The first time I’ve found myself in the squat-like position was on day one of the Fish River Canyon hike; a five day hike in Namibia with no huts, no beds and no bathroom facilities.
I positioned myself behind a rock, firmly planted my feet on the Namib sand and hung around patiently, bum in the air, as a shrub tickled me into a giggle. The business on that fine day didn’t go as planned. My hiking boots and pants got into the deal and the only solution a 13-year could think of for the remaining four days of the hike was: Imodiums. Lots and lots of Imodiums.
I had four glorious days of zero business deals.
But a decade or so later I ended up in South Korea; quite clueless, slightly uncultured, somewhat uninformed about the customs and to top it off, not Asian squat toilet potty-trained at all.
After the millionth bow and awkward “I don’t understand Korean” smile, I walked into the bathroom on my first day of work. I looked for a porcelain throne but only weirdly-shaped squat bowls leveled with the floor appeared behind every door. I made a U-turn, walked out of the bathroom and only returned about two and a half years later.
I became an expert in waiting. When the need for a business deal became too big I quickly slipped away from work, walked as fast as I could to the nearest hospital, paraded past nurses and doctors who gave me the “ahh foreigner”-stare and went to the nearest bathroom with a porcelain throne.

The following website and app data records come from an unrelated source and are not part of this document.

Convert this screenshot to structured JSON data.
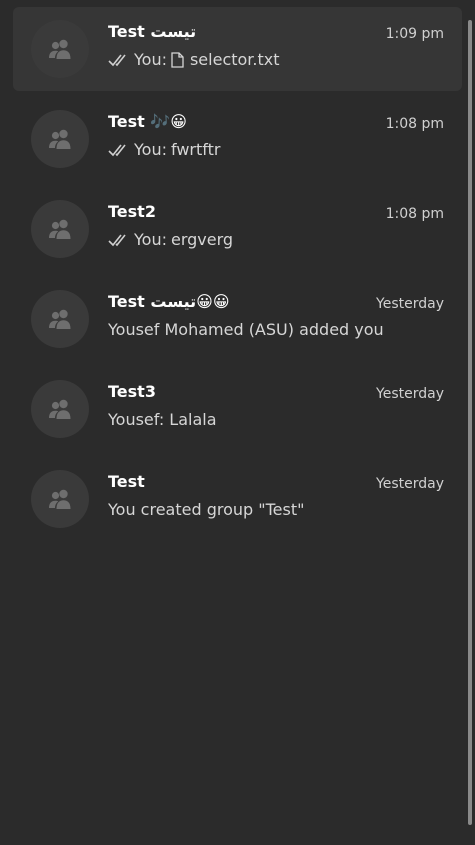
{
  "chats": [
    {
      "title": "Test تيست",
      "time": "1:09 pm",
      "sender": "You:",
      "message": "selector.txt",
      "read_receipt": "double-check-icon",
      "attachment_icon": "file-icon",
      "selected": true
    },
    {
      "title": "Test 🎶😀",
      "time": "1:08 pm",
      "sender": "You:",
      "message": "fwrtftr",
      "read_receipt": "double-check-icon"
    },
    {
      "title": "Test2",
      "time": "1:08 pm",
      "sender": "You:",
      "message": "ergverg",
      "read_receipt": "double-check-icon"
    },
    {
      "title": "Test تيست😀😀",
      "time": "Yesterday",
      "message": "Yousef Mohamed (ASU) added you"
    },
    {
      "title": "Test3",
      "time": "Yesterday",
      "message": "Yousef: Lalala"
    },
    {
      "title": "Test",
      "time": "Yesterday",
      "message": "You created group \"Test\""
    }
  ],
  "avatar_icon": "group-icon",
  "colors": {
    "background": "#2b2b2b",
    "selected_row": "#363636",
    "avatar_bg": "#3a3a3a",
    "avatar_fg": "#6e6e6e"
  }
}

What made Korean toilets even a tad, no…a wee bit, more interesting is that putting toilet paper down the drain was a no-go. Next to each toilet there was a bin to deposit your business deals’ papers; if you had manners you would put the “printed side” face down, if you were a foreigner you would just throw that contract with the business deal in the toilet, flush it and run away because behind every clogged Korean toilet stood a proud foreigner rebelliously flushing toilet paper down the drain.

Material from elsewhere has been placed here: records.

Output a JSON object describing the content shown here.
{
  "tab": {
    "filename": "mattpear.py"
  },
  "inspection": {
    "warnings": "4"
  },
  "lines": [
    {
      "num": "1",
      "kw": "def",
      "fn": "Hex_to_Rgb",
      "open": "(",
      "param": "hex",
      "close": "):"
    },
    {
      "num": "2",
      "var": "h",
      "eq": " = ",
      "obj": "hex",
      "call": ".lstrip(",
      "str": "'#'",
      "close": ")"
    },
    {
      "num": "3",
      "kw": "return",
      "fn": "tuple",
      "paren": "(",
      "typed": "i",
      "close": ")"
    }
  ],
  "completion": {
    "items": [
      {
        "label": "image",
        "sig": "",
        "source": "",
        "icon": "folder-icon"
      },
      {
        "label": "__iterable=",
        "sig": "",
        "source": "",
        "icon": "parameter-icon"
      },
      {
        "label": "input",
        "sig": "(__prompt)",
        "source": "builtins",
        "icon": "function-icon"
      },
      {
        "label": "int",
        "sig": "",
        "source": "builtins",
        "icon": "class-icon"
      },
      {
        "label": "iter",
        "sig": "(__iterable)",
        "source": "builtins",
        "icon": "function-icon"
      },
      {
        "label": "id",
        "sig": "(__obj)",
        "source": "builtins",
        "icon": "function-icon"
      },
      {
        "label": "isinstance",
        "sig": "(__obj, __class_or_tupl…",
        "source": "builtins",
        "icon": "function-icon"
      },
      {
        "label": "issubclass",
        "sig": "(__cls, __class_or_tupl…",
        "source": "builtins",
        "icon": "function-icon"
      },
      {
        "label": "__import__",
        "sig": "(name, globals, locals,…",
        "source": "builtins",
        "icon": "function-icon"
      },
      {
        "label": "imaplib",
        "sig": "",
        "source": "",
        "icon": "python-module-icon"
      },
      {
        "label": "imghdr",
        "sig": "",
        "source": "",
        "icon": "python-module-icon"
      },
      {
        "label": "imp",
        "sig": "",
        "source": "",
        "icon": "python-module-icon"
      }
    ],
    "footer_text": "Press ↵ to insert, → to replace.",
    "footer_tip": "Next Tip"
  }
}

While it might sound weird, it is actually totally understandable why toilet paper can’t be flushed in Korea. The plumbing system just can’t handle it. It is completely understandable why a country with a state-of-the-art metro rail system, a country with internet faster than light, where technological wonders, geniuses and Gangnam Style hail from, can’t handle toilet paper.
One day, after a bit of Soju and after living in South Korea for two and a half years already, I got brave. I placed my scarf and coat on a hook, carefully made sure nothing on me made contact with the wet floor and I squatted down. Namib memories came rushing back to me but this time, a decade or what later, I succeeded; my clothes and shoes stayed clean and I proudly tapped the flush lever with my foot and the toilet paper rebelliously twirled down the drain.
I was officially potty-trained the Asian way and the last six months in South Korea was a breeze with less visits to the hospital and more visits to the bathroom.
After three South Korean years I arrived in Indonesia and as soon as I ventured away from the tourist destinations I found myself in a rural village with no porcelain thrones.
I squatted down, signed a business deal and while my eyes scouted for a piece of white gold I remembered reading in some guidebook that every so often, toilet paper is not used and that all you’ll have is a water bucket, a scoop and your trusty left hand.
And there I was, hanging around in a rural Indonesian village, bum in the air, no toilet paper and all I could say was, “SHIT”.
This article first appeared in Traveller24 on the 6th of May 2016.